§ EXERCISE BRIEF: Please write the following entries out once more, exactly.

START AVAILABLE DATA

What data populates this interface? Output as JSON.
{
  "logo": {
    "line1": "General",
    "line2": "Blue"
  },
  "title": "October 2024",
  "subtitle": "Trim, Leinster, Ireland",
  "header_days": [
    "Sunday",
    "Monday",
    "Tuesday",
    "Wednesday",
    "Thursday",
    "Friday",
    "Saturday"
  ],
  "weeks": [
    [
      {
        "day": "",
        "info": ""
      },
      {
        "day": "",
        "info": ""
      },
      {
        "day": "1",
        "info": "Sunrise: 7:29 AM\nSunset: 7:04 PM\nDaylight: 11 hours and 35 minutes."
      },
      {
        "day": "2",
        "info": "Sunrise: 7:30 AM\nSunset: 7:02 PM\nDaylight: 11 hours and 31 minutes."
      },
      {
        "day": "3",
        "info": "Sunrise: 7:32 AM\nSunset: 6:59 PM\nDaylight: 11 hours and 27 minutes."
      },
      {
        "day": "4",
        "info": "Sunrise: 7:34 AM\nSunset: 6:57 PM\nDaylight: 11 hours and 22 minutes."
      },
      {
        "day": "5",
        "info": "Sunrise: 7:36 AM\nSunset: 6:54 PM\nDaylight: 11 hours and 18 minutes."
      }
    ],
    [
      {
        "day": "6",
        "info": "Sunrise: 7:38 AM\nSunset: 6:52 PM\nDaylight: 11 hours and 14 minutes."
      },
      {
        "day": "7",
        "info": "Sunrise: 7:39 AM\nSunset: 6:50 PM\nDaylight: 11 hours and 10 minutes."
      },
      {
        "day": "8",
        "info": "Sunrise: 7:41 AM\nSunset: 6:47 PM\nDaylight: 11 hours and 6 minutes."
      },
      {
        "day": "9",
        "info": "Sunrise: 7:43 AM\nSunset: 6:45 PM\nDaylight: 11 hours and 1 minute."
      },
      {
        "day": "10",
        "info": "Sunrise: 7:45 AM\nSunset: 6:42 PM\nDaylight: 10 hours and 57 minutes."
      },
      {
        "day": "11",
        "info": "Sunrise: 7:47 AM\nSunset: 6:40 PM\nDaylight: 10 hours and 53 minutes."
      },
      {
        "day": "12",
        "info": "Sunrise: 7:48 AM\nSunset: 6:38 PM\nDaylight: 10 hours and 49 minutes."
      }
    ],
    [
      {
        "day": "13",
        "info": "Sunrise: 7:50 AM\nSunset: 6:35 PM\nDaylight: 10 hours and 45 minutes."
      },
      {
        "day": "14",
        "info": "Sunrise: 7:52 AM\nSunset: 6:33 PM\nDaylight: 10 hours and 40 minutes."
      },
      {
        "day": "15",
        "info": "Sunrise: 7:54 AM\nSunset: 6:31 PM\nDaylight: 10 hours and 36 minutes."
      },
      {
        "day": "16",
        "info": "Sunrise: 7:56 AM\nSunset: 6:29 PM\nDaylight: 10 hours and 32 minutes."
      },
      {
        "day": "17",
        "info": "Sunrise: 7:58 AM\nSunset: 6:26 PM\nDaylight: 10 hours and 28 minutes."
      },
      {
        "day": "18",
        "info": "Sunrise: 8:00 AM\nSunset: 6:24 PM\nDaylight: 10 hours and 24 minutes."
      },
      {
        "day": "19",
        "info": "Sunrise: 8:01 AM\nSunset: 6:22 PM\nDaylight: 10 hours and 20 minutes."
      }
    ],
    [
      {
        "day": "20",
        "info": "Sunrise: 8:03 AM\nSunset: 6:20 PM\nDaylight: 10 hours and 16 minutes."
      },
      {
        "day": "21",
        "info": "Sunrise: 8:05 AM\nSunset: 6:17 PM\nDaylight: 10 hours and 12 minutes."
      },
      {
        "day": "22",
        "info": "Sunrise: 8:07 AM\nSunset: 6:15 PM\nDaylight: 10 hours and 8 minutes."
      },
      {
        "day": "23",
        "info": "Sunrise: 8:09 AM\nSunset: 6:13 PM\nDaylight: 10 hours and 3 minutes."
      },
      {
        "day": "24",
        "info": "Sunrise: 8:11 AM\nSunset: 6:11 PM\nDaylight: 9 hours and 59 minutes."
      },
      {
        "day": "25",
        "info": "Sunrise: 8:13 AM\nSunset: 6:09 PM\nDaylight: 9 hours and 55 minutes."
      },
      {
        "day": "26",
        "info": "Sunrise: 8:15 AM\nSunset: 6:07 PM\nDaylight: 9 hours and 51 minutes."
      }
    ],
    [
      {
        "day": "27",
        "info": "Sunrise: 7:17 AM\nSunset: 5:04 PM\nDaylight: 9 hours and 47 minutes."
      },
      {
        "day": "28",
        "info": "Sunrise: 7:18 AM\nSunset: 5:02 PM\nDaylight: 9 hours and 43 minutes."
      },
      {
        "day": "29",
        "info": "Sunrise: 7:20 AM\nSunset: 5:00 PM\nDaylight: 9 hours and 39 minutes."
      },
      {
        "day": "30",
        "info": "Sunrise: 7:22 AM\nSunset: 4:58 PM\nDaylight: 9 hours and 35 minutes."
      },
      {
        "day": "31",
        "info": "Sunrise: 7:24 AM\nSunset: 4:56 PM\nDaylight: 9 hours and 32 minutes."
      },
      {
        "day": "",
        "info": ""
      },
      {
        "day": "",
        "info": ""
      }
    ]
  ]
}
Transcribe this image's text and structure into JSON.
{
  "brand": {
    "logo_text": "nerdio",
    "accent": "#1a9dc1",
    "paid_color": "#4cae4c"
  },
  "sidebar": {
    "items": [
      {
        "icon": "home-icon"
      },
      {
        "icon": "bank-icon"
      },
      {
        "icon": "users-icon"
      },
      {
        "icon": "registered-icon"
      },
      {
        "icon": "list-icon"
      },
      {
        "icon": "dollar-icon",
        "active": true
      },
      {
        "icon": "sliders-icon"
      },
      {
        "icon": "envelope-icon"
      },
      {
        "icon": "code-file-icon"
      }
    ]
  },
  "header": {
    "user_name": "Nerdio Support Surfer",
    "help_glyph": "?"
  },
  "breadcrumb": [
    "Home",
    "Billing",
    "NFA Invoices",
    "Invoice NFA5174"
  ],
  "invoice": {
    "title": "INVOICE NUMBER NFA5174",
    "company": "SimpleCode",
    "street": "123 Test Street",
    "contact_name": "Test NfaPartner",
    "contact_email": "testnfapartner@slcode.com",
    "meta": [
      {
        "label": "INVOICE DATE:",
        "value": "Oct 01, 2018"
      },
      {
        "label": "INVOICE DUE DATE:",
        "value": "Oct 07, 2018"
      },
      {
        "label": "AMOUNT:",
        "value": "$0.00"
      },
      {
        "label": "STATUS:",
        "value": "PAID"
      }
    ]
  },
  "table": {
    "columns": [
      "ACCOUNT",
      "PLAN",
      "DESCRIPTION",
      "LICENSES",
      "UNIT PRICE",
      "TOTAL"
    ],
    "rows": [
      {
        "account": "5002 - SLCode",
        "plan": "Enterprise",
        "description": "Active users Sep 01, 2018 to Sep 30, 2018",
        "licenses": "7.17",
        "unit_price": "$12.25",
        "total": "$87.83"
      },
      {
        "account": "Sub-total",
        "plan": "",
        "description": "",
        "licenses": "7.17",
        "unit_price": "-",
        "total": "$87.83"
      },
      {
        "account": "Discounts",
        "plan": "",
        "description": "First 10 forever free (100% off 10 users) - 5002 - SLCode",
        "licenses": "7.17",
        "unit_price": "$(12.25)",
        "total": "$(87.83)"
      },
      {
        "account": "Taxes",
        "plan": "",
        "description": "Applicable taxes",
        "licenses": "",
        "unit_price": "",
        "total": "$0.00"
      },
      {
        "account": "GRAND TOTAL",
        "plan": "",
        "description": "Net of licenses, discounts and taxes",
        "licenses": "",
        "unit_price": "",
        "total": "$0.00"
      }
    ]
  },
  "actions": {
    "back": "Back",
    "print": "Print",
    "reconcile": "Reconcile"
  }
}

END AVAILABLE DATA

§ TASK ANSWER:
What data populates this interface? Output as JSON.
{
  "logo": {
    "line1": "General",
    "line2": "Blue"
  },
  "title": "October 2024",
  "subtitle": "Trim, Leinster, Ireland",
  "header_days": [
    "Sunday",
    "Monday",
    "Tuesday",
    "Wednesday",
    "Thursday",
    "Friday",
    "Saturday"
  ],
  "weeks": [
    [
      {
        "day": "",
        "info": ""
      },
      {
        "day": "",
        "info": ""
      },
      {
        "day": "1",
        "info": "Sunrise: 7:29 AM\nSunset: 7:04 PM\nDaylight: 11 hours and 35 minutes."
      },
      {
        "day": "2",
        "info": "Sunrise: 7:30 AM\nSunset: 7:02 PM\nDaylight: 11 hours and 31 minutes."
      },
      {
        "day": "3",
        "info": "Sunrise: 7:32 AM\nSunset: 6:59 PM\nDaylight: 11 hours and 27 minutes."
      },
      {
        "day": "4",
        "info": "Sunrise: 7:34 AM\nSunset: 6:57 PM\nDaylight: 11 hours and 22 minutes."
      },
      {
        "day": "5",
        "info": "Sunrise: 7:36 AM\nSunset: 6:54 PM\nDaylight: 11 hours and 18 minutes."
      }
    ],
    [
      {
        "day": "6",
        "info": "Sunrise: 7:38 AM\nSunset: 6:52 PM\nDaylight: 11 hours and 14 minutes."
      },
      {
        "day": "7",
        "info": "Sunrise: 7:39 AM\nSunset: 6:50 PM\nDaylight: 11 hours and 10 minutes."
      },
      {
        "day": "8",
        "info": "Sunrise: 7:41 AM\nSunset: 6:47 PM\nDaylight: 11 hours and 6 minutes."
      },
      {
        "day": "9",
        "info": "Sunrise: 7:43 AM\nSunset: 6:45 PM\nDaylight: 11 hours and 1 minute."
      },
      {
        "day": "10",
        "info": "Sunrise: 7:45 AM\nSunset: 6:42 PM\nDaylight: 10 hours and 57 minutes."
      },
      {
        "day": "11",
        "info": "Sunrise: 7:47 AM\nSunset: 6:40 PM\nDaylight: 10 hours and 53 minutes."
      },
      {
        "day": "12",
        "info": "Sunrise: 7:48 AM\nSunset: 6:38 PM\nDaylight: 10 hours and 49 minutes."
      }
    ],
    [
      {
        "day": "13",
        "info": "Sunrise: 7:50 AM\nSunset: 6:35 PM\nDaylight: 10 hours and 45 minutes."
      },
      {
        "day": "14",
        "info": "Sunrise: 7:52 AM\nSunset: 6:33 PM\nDaylight: 10 hours and 40 minutes."
      },
      {
        "day": "15",
        "info": "Sunrise: 7:54 AM\nSunset: 6:31 PM\nDaylight: 10 hours and 36 minutes."
      },
      {
        "day": "16",
        "info": "Sunrise: 7:56 AM\nSunset: 6:29 PM\nDaylight: 10 hours and 32 minutes."
      },
      {
        "day": "17",
        "info": "Sunrise: 7:58 AM\nSunset: 6:26 PM\nDaylight: 10 hours and 28 minutes."
      },
      {
        "day": "18",
        "info": "Sunrise: 8:00 AM\nSunset: 6:24 PM\nDaylight: 10 hours and 24 minutes."
      },
      {
        "day": "19",
        "info": "Sunrise: 8:01 AM\nSunset: 6:22 PM\nDaylight: 10 hours and 20 minutes."
      }
    ],
    [
      {
        "day": "20",
        "info": "Sunrise: 8:03 AM\nSunset: 6:20 PM\nDaylight: 10 hours and 16 minutes."
      },
      {
        "day": "21",
        "info": "Sunrise: 8:05 AM\nSunset: 6:17 PM\nDaylight: 10 hours and 12 minutes."
      },
      {
        "day": "22",
        "info": "Sunrise: 8:07 AM\nSunset: 6:15 PM\nDaylight: 10 hours and 8 minutes."
      },
      {
        "day": "23",
        "info": "Sunrise: 8:09 AM\nSunset: 6:13 PM\nDaylight: 10 hours and 3 minutes."
      },
      {
        "day": "24",
        "info": "Sunrise: 8:11 AM\nSunset: 6:11 PM\nDaylight: 9 hours and 59 minutes."
      },
      {
        "day": "25",
        "info": "Sunrise: 8:13 AM\nSunset: 6:09 PM\nDaylight: 9 hours and 55 minutes."
      },
      {
        "day": "26",
        "info": "Sunrise: 8:15 AM\nSunset: 6:07 PM\nDaylight: 9 hours and 51 minutes."
      }
    ],
    [
      {
        "day": "27",
        "info": "Sunrise: 7:17 AM\nSunset: 5:04 PM\nDaylight: 9 hours and 47 minutes."
      },
      {
        "day": "28",
        "info": "Sunrise: 7:18 AM\nSunset: 5:02 PM\nDaylight: 9 hours and 43 minutes."
      },
      {
        "day": "29",
        "info": "Sunrise: 7:20 AM\nSunset: 5:00 PM\nDaylight: 9 hours and 39 minutes."
      },
      {
        "day": "30",
        "info": "Sunrise: 7:22 AM\nSunset: 4:58 PM\nDaylight: 9 hours and 35 minutes."
      },
      {
        "day": "31",
        "info": "Sunrise: 7:24 AM\nSunset: 4:56 PM\nDaylight: 9 hours and 32 minutes."
      },
      {
        "day": "",
        "info": ""
      },
      {
        "day": "",
        "info": ""
      }
    ]
  ]
}
Transcribe this image's text and structure into JSON.
{
  "brand": {
    "logo_text": "nerdio",
    "accent": "#1a9dc1",
    "paid_color": "#4cae4c"
  },
  "sidebar": {
    "items": [
      {
        "icon": "home-icon"
      },
      {
        "icon": "bank-icon"
      },
      {
        "icon": "users-icon"
      },
      {
        "icon": "registered-icon"
      },
      {
        "icon": "list-icon"
      },
      {
        "icon": "dollar-icon",
        "active": true
      },
      {
        "icon": "sliders-icon"
      },
      {
        "icon": "envelope-icon"
      },
      {
        "icon": "code-file-icon"
      }
    ]
  },
  "header": {
    "user_name": "Nerdio Support Surfer",
    "help_glyph": "?"
  },
  "breadcrumb": [
    "Home",
    "Billing",
    "NFA Invoices",
    "Invoice NFA5174"
  ],
  "invoice": {
    "title": "INVOICE NUMBER NFA5174",
    "company": "SimpleCode",
    "street": "123 Test Street",
    "contact_name": "Test NfaPartner",
    "contact_email": "testnfapartner@slcode.com",
    "meta": [
      {
        "label": "INVOICE DATE:",
        "value": "Oct 01, 2018"
      },
      {
        "label": "INVOICE DUE DATE:",
        "value": "Oct 07, 2018"
      },
      {
        "label": "AMOUNT:",
        "value": "$0.00"
      },
      {
        "label": "STATUS:",
        "value": "PAID"
      }
    ]
  },
  "table": {
    "columns": [
      "ACCOUNT",
      "PLAN",
      "DESCRIPTION",
      "LICENSES",
      "UNIT PRICE",
      "TOTAL"
    ],
    "rows": [
      {
        "account": "5002 - SLCode",
        "plan": "Enterprise",
        "description": "Active users Sep 01, 2018 to Sep 30, 2018",
        "licenses": "7.17",
        "unit_price": "$12.25",
        "total": "$87.83"
      },
      {
        "account": "Sub-total",
        "plan": "",
        "description": "",
        "licenses": "7.17",
        "unit_price": "-",
        "total": "$87.83"
      },
      {
        "account": "Discounts",
        "plan": "",
        "description": "First 10 forever free (100% off 10 users) - 5002 - SLCode",
        "licenses": "7.17",
        "unit_price": "$(12.25)",
        "total": "$(87.83)"
      },
      {
        "account": "Taxes",
        "plan": "",
        "description": "Applicable taxes",
        "licenses": "",
        "unit_price": "",
        "total": "$0.00"
      },
      {
        "account": "GRAND TOTAL",
        "plan": "",
        "description": "Net of licenses, discounts and taxes",
        "licenses": "",
        "unit_price": "",
        "total": "$0.00"
      }
    ]
  },
  "actions": {
    "back": "Back",
    "print": "Print",
    "reconcile": "Reconcile"
  }
}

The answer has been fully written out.